In an effort to avoid having to repay money later, Connecticut hospitals have asked a federal court to overturn two taxes designed to help the facilities.
The action by the Connecticut Hospital Association asks U.S. District Judge Alfred Covello in Hartford to outlaw a general sales tax and a tax on hospital revenues. The association is arguing that the levies are prohibited under the federal Employee Retirement Income Security Act, which governs self-insured health plans.
The taxes generate an estimated $360 million to reimburse hospitals for their uncompensated-care expenses.
Some payers already have successfully challenged uncompensated-care funds on the ERISA grounds, saying they force private plans to pay for the care of those not in the plans.
Hospitals don't want to be liable for refunding payers if the taxes are challenged, said Michael Eisner, a partner with the New Haven law firm of Wiggin & Dana, which is representing the CHA's 35 hospital members. The state will have to find a revenue source that's consistent with ERISA, he said.

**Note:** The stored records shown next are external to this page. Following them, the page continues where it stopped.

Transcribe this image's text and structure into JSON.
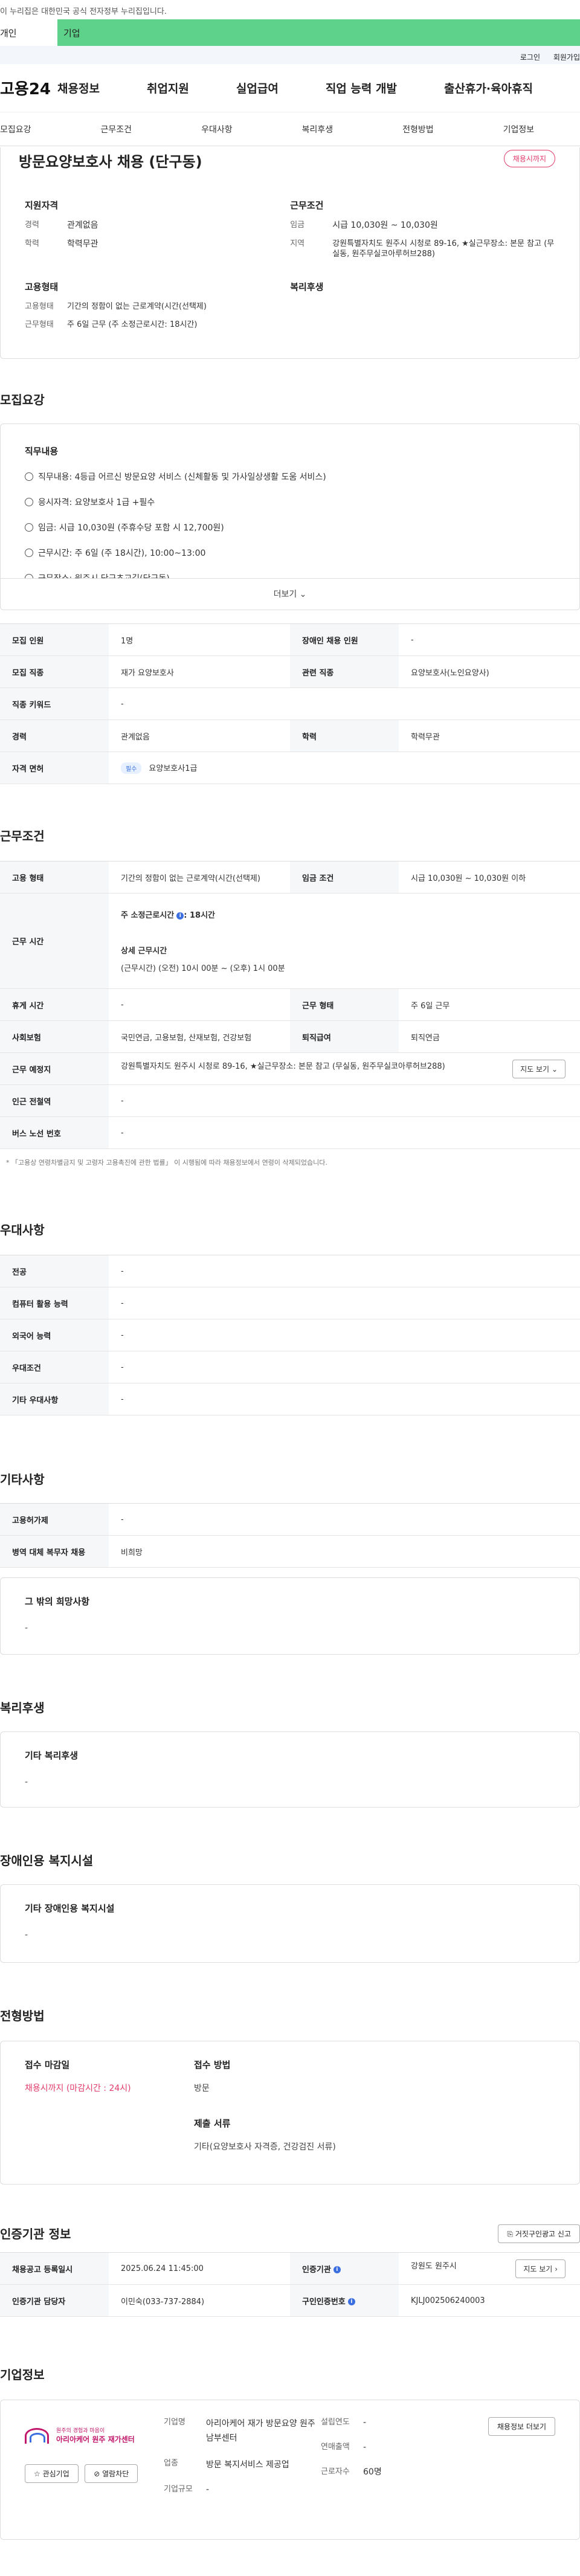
{
  "header": {
    "gov_notice": "이 누리집은 대한민국 공식 전자정부 누리집입니다.",
    "tab_left": "개인",
    "tab_right": "기업",
    "login": "로그인",
    "signup": "회원가입",
    "logo": "고용24",
    "gnb": [
      "채용정보",
      "취업지원",
      "실업급여",
      "직업 능력 개발",
      "출산휴가·육아휴직"
    ],
    "subnav": [
      "모집요강",
      "근무조건",
      "우대사항",
      "복리후생",
      "전형방법",
      "기업정보"
    ]
  },
  "summary": {
    "title": "방문요양보호사 채용 (단구동)",
    "badge": "채용시까지",
    "qual_h": "지원자격",
    "career_k": "경력",
    "career_v": "관계없음",
    "edu_k": "학력",
    "edu_v": "학력무관",
    "cond_h": "근무조건",
    "wage_k": "임금",
    "wage_v": "시급 10,030원 ~ 10,030원",
    "area_k": "지역",
    "area_v": "강원특별자치도 원주시 시청로 89-16, ★실근무장소: 본문 참고 (무실동, 원주무실코아루허브288)",
    "emp_h": "고용형태",
    "emptype_k": "고용형태",
    "emptype_v": "기간의 정함이 없는 근로계약(시간(선택제)",
    "worktype_k": "근무형태",
    "worktype_v": "주 6일 근무 (주 소정근로시간: 18시간)",
    "welfare_h": "복리후생"
  },
  "recruit": {
    "h": "모집요강",
    "duty_h": "직무내용",
    "duties": [
      "직무내용: 4등급 어르신 방문요양 서비스 (신체활동 및 가사일상생활 도움 서비스)",
      "응시자격: 요양보호사 1급 +필수",
      "임금: 시급 10,030원 (주휴수당 포함 시 12,700원)",
      "근무시간: 주 6일 (주 18시간), 10:00~13:00",
      "근무장소: 원주시 단구초교길(단구동)"
    ],
    "more": "더보기",
    "rows": [
      {
        "k1": "모집 인원",
        "v1": "1명",
        "k2": "장애인 채용 인원",
        "v2": "-"
      },
      {
        "k1": "모집 직종",
        "v1": "재가 요양보호사",
        "k2": "관련 직종",
        "v2": "요양보호사(노인요양사)"
      },
      {
        "k1": "직종 키워드",
        "v1": "-"
      },
      {
        "k1": "경력",
        "v1": "관계없음",
        "k2": "학력",
        "v2": "학력무관"
      },
      {
        "k1": "자격 면허",
        "pill": "필수",
        "v1": "요양보호사1급"
      }
    ]
  },
  "work": {
    "h": "근무조건",
    "emp_k": "고용 형태",
    "emp_v": "기간의 정함이 없는 근로계약(시간(선택제)",
    "wage_k": "임금 조건",
    "wage_v": "시급 10,030원 ~ 10,030원 이하",
    "time_k": "근무 시간",
    "time_week_label": "주 소정근로시간",
    "time_week_val": ": 18시간",
    "time_detail_h": "상세 근무시간",
    "time_detail_v": "(근무시간) (오전) 10시 00분 ~ (오후) 1시 00분",
    "rest_k": "휴게 시간",
    "rest_v": "-",
    "form_k": "근무 형태",
    "form_v": "주 6일 근무",
    "ins_k": "사회보험",
    "ins_v": "국민연금, 고용보험, 산재보험, 건강보험",
    "ret_k": "퇴직급여",
    "ret_v": "퇴직연금",
    "place_k": "근무 예정지",
    "place_v": "강원특별자치도 원주시 시청로 89-16, ★실근무장소: 본문 참고 (무실동, 원주무실코아루허브288)",
    "map_btn": "지도 보기",
    "station_k": "인근 전철역",
    "station_v": "-",
    "bus_k": "버스 노선 번호",
    "bus_v": "-",
    "note": "* 「고용상 연령차별금지 및 고령자 고용촉진에 관한 법률」 이 시행됨에 따라 채용정보에서 연령이 삭제되었습니다."
  },
  "pref": {
    "h": "우대사항",
    "rows": [
      {
        "k": "전공",
        "v": "-"
      },
      {
        "k": "컴퓨터 활용 능력",
        "v": "-"
      },
      {
        "k": "외국어 능력",
        "v": "-"
      },
      {
        "k": "우대조건",
        "v": "-"
      },
      {
        "k": "기타 우대사항",
        "v": "-"
      }
    ]
  },
  "etc": {
    "h": "기타사항",
    "rows": [
      {
        "k": "고용허가제",
        "v": "-"
      },
      {
        "k": "병역 대체 복무자 채용",
        "v": "비희망"
      }
    ],
    "wish_h": "그 밖의 희망사항",
    "wish_v": "-"
  },
  "welfare": {
    "h": "복리후생",
    "box_h": "기타 복리후생",
    "box_v": "-"
  },
  "disab": {
    "h": "장애인용 복지시설",
    "box_h": "기타 장애인용 복지시설",
    "box_v": "-"
  },
  "process": {
    "h": "전형방법",
    "deadline_h": "접수 마감일",
    "deadline_v": "채용시까지 (마감시간 : 24시)",
    "method_h": "접수 방법",
    "method_v": "방문",
    "docs_h": "제출 서류",
    "docs_v": "기타(요양보호사 자격증, 건강검진 서류)"
  },
  "cert": {
    "h": "인증기관 정보",
    "report_btn": "거짓구인광고 신고",
    "reg_k": "채용공고 등록일시",
    "reg_v": "2025.06.24 11:45:00",
    "org_k": "인증기관",
    "org_v": "강원도 원주시",
    "map_btn": "지도 보기",
    "mgr_k": "인증기관 담당자",
    "mgr_v": "이민숙(033-737-2884)",
    "auth_k": "구인인증번호",
    "auth_v": "KJLJ002506240003"
  },
  "company": {
    "h": "기업정보",
    "logo_tag": "원주의 경험과 마음이",
    "logo_name": "아리아케어 원주 재가센터",
    "fav_btn": "관심기업",
    "block_btn": "열람차단",
    "name_k": "기업명",
    "name_v": "아리아케어 재가 방문요양 원주 남부센터",
    "ind_k": "업종",
    "ind_v": "방문 복지서비스 제공업",
    "size_k": "기업규모",
    "size_v": "-",
    "est_k": "설립연도",
    "est_v": "-",
    "sales_k": "연매출액",
    "sales_v": "-",
    "emp_k": "근로자수",
    "emp_v": "60명",
    "jobs_btn": "채용정보 더보기"
  }
}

A spokesman for the Connecticut Department of Revenue Services, one of the defendants in the suit, referred calls to the state attorney general's office, which had no immediate comment. Also named was the Commission on Hospitals and Health Care, now called the Office of Health Care Access. Officials there were unavailable for comment.
Earlier this year, the state General Assembly ended hospital rate-setting after a federal court judge said the system of shifting uncompensated-care costs to nongovernmental payers violated ERISA (April 11, p. 8).
To alleviate the problem, lawmakers created a new uncompensated-care payment mechanism funded through a 6% sales tax on all nongovernmental gross revenues and an 11% tax on hospitals' gross revenues.